Revitalising and reimagining some of history’s greatest protest songs for the blighted contemporary age, Mystery Jets’ Home Protests is a gallant feat. In a year toiled by pandemics and protests, a vibrant take on Willy Mason’s Oxygen sitting alongside an indie-man’s Big Yellow Taxi feels delightfully poignant, and made for a fascinating dissection by Izzy Felton.
Since the release of their sixth LP Curve of The Earth in 2016, the Mystery Jets have been pretty quiet. But 2020 was a fresh new year, and with came an assortment of new projects from the band, including a podcast and not one, but two new records. The latter of the pair, Home Protests, saw the light of day in December and is certainly different to anything the band have released before. A compilation of various musical covers, it includes the band’s take on Joni Mitchell’s Big Yellow Taxi and Randy Newman’s Americana-inspired Short People, amongst other songs with poignant political messages. Gone are the days of juvenescent love and lust seen in their earlier discography, Home Protests is a welcomed continuation of the Mystery Jets new political approach to music, and a band eager to discuss the world’s disorder within their records.
April’s A Billion Heartbeats was the troupe’s first foray into the political realm and they have been busy pushing their new anti-establishment notion since. Perhaps the change has been inspired by our whirlwind of a past year, or maybe it’s something that’s stemmed from the band’s growing maturity. Whatever it was, it has certainly worked for them so far. In a thoughtful press release for the album, the band explained that the covers on Home Protests, “songs about mental health, the environment, consumerism or racial issues,” were chosen because they “feel as real now as they did when they were written.”
‘Whilst it isn’t the bands best work musically, Mystery Jets’ allegiance to a new-found political edge is thoroughly admirable.’

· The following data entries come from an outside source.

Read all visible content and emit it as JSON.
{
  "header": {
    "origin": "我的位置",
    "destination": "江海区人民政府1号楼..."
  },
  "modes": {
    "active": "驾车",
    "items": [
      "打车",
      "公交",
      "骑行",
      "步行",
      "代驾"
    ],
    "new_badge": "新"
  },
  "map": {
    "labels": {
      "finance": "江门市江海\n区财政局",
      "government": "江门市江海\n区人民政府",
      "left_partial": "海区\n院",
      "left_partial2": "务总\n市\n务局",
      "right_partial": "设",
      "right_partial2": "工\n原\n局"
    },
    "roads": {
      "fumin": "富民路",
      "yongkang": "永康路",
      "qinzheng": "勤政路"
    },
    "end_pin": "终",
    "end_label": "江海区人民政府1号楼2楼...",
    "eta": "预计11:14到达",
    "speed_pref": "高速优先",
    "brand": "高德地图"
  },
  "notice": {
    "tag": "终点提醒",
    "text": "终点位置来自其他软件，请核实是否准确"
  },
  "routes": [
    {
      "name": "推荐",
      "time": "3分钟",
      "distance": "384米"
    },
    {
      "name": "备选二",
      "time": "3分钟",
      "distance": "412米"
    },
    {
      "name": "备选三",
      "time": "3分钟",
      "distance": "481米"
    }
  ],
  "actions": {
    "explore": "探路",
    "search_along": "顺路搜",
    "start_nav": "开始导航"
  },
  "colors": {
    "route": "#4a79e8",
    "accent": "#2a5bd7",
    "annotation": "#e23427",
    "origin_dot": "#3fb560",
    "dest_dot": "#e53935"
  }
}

The record is fittingly unrefined, as like with many cover albums, the songs are just one recording. It’s evident that it was not meant to be taken too seriously as the album had no promotion before its release. The brutalist cover really symbolises the rawness of both the record’s sound and subject, and this gritty, rough-around-the-edges sound is perhaps a product of its making during a global pandemic. What hasn’t changed about the Mystery Jets is, however, their quintessential indie sound. Like A Billion Heartbeats, the record is still perforated by that recognisable optimistic Mystery Jets sound, with the vibrant, guitar-driven cover of Randy Newman’s Short People being a particular highlight.
The Age of Self, a gutsy take on Robert Wyatt’s 1982 mining cry, is another record pinnacle that feels like a real indicator of the new thematic path that the Mystery Jets seem keen to follow with their music. A year of crippling pandemics, protests against racism, debates on children going hungry, and an evident increase in poor mental health has not been ignored by musicians, and 2020 has seen a significant rise in political themes in music. Home Protests is no different. Whilst it isn’t the bands best work musically, what is admirable about the record is Mystery Jets allegiance to a new-found political edge. It will be interesting to see where the band takes this next.
Written by: Izzy Felton
Edited by: Olivia Stock